October 5, 2006

Thunderbird iconOk, we’ll start with the simplest stuff: the icon. You need to know what icon to click on to open the program, right? So this is it. The blue bird wrapped around an envelope. This icon was designed by Jon Hicks of Hicks Design UK. It’s the same on Windows and Mac, but there is at least one difference. When new mail arrives, the icon of the Mac changes to this:New Mail icon This just lets you know you have a new message waiting on you.

On the PC, when you get a new message, you get a little envelope in the taskbar (near the clock). It doesn’t tell you how many messages you have, but it will let you know you have something waiting on you!


How to Write a New Message

September 25, 2006

When you hit the Write button, it will open a blank email to no one and in the To: field, you can type in an email address. If you’re sending to someone already in your address book, begin typing their name and the name/address should automatically fill in. This works the same for groups also. If you’re not sure about a name or address, you can hit the Contacts button and it will bring up a sidebar with your contacts to choose from.Newmessage

If you want to CC: additional people, you can change the To: field to a CC:, BCC:, Reply-To:, Newsgroup:, or Followup-To:.

If you need to attach a document to the email, hit the Attach button, it will open a Finder/Explorer window and you can find your document and attach it.

If you decide not to send the email when you finish typing it, you can hit the Save button and the email will be saved in the Drafts folder for you to send later.


Buttons

September 8, 2006

As part of learning the interface, I’m going to explain what each button does.

Buttons Bar
Get Mail – checks the email server for new messages and sends any messages you have waiting to go out.

Write – opens a blank email.

Address Book – opens up your address book.

Reply – opens an existing email and allows you to reply to the sender.

Reply All – opens an existing email and allows to you reply to the sender and all the other recipients.

Forward – opens an existing email and allows you to send it to someone else.

Delete – throws an existing email away.

File – allows you to move an email to another folder.

Junk – labels a message as “junk mail”. If your Junk Mail Controls are setup, it will also move the “junk” message to the Junk folder.

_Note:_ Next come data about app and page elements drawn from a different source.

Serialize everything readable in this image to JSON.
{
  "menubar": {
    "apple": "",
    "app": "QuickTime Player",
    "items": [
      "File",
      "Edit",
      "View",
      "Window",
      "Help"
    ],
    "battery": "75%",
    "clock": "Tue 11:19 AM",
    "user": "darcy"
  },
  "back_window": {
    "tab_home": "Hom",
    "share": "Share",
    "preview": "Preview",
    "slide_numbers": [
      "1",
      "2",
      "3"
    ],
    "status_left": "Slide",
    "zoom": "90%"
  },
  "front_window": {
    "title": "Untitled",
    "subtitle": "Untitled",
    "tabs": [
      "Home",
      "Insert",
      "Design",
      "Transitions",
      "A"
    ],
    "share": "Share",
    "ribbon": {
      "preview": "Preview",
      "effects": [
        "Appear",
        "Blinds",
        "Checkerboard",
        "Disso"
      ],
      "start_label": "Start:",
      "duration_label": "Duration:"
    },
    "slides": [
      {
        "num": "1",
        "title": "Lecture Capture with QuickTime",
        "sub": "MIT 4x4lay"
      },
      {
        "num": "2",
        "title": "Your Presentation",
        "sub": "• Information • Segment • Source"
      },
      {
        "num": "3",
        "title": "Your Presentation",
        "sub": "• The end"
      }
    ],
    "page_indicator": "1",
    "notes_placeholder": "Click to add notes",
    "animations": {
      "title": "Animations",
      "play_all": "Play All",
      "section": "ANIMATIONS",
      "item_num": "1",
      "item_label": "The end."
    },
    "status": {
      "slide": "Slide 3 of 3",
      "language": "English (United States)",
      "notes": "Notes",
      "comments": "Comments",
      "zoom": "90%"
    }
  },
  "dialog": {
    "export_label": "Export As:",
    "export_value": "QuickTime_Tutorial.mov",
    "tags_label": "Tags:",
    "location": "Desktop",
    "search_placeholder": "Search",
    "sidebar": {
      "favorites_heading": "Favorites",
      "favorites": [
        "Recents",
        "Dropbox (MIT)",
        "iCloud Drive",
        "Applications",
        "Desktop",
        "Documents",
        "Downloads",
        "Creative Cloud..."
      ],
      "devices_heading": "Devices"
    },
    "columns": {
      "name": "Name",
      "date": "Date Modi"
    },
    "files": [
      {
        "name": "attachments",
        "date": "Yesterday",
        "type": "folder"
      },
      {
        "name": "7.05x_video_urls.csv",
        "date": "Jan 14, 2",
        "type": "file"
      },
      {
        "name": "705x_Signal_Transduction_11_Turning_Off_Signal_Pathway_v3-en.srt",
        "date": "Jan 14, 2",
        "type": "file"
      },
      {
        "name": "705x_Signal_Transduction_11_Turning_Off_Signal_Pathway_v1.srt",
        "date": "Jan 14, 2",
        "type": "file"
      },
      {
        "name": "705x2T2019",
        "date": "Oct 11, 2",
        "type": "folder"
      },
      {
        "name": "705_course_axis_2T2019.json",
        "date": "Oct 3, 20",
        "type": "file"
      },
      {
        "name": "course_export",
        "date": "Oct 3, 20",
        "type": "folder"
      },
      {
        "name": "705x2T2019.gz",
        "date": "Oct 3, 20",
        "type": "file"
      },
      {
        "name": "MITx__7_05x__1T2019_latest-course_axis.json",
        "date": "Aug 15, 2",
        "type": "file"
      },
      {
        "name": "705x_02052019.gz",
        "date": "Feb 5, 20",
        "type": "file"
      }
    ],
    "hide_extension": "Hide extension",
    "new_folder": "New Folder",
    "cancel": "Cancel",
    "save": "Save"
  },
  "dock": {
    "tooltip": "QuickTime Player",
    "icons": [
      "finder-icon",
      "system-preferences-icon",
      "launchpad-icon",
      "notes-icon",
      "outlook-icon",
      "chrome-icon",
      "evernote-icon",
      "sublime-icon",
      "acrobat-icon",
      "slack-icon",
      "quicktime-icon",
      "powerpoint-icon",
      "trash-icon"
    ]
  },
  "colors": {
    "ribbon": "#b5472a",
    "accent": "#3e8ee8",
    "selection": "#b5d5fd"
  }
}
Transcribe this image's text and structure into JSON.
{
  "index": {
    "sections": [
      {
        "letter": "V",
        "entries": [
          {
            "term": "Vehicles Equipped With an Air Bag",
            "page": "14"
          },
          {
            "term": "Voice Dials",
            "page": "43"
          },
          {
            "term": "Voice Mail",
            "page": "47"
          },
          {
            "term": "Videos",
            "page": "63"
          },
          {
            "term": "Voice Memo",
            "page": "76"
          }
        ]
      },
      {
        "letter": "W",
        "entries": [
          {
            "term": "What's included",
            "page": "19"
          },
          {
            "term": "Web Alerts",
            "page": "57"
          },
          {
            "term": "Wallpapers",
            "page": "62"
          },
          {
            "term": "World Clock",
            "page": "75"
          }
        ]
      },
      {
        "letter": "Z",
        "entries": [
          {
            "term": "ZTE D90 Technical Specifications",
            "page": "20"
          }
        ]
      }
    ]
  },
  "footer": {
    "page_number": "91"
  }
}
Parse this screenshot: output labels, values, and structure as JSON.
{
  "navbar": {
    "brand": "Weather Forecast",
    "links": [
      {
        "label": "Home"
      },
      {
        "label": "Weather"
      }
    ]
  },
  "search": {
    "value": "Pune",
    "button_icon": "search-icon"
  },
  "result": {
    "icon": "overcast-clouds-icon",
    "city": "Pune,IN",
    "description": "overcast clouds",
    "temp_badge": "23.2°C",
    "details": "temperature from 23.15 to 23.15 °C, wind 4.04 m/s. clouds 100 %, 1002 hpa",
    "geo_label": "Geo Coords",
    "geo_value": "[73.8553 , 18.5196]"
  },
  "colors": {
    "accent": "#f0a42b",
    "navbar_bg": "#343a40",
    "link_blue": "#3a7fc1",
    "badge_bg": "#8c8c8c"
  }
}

Print – allows you to print an email.

Stop – stops Thunderbird from contacting a server.


Hello world!

September 5, 2006

Welcome to the Unofficial How-to blog for Thunderbird.

Let’s get the introductions out of the way. My name is Chris. I work at a school in Nashville, TN as one of the technology administrators and we are using Thunderbird this year as the “official” staff email app. I am not related to the Mozilla Foundation in any way; other than as a user/fan.

I’m using this blog as a way to help train our faculty & staff on the use of Thunderbird and to help them see what all it can do. I will try to write all the tutorials in a way that anyone can understand (not too many school inside jokes or references), so hopefully other people can benefit from these tutorials also. If you find something that’s not correct, please let me know and I’ll check it out. For reference, I’m giving all instructions from the most current version at the time, which right now is 1.5.0.5.

I hope you find these tutorials helpful and maybe you learn a thing or two (I’m sure I will).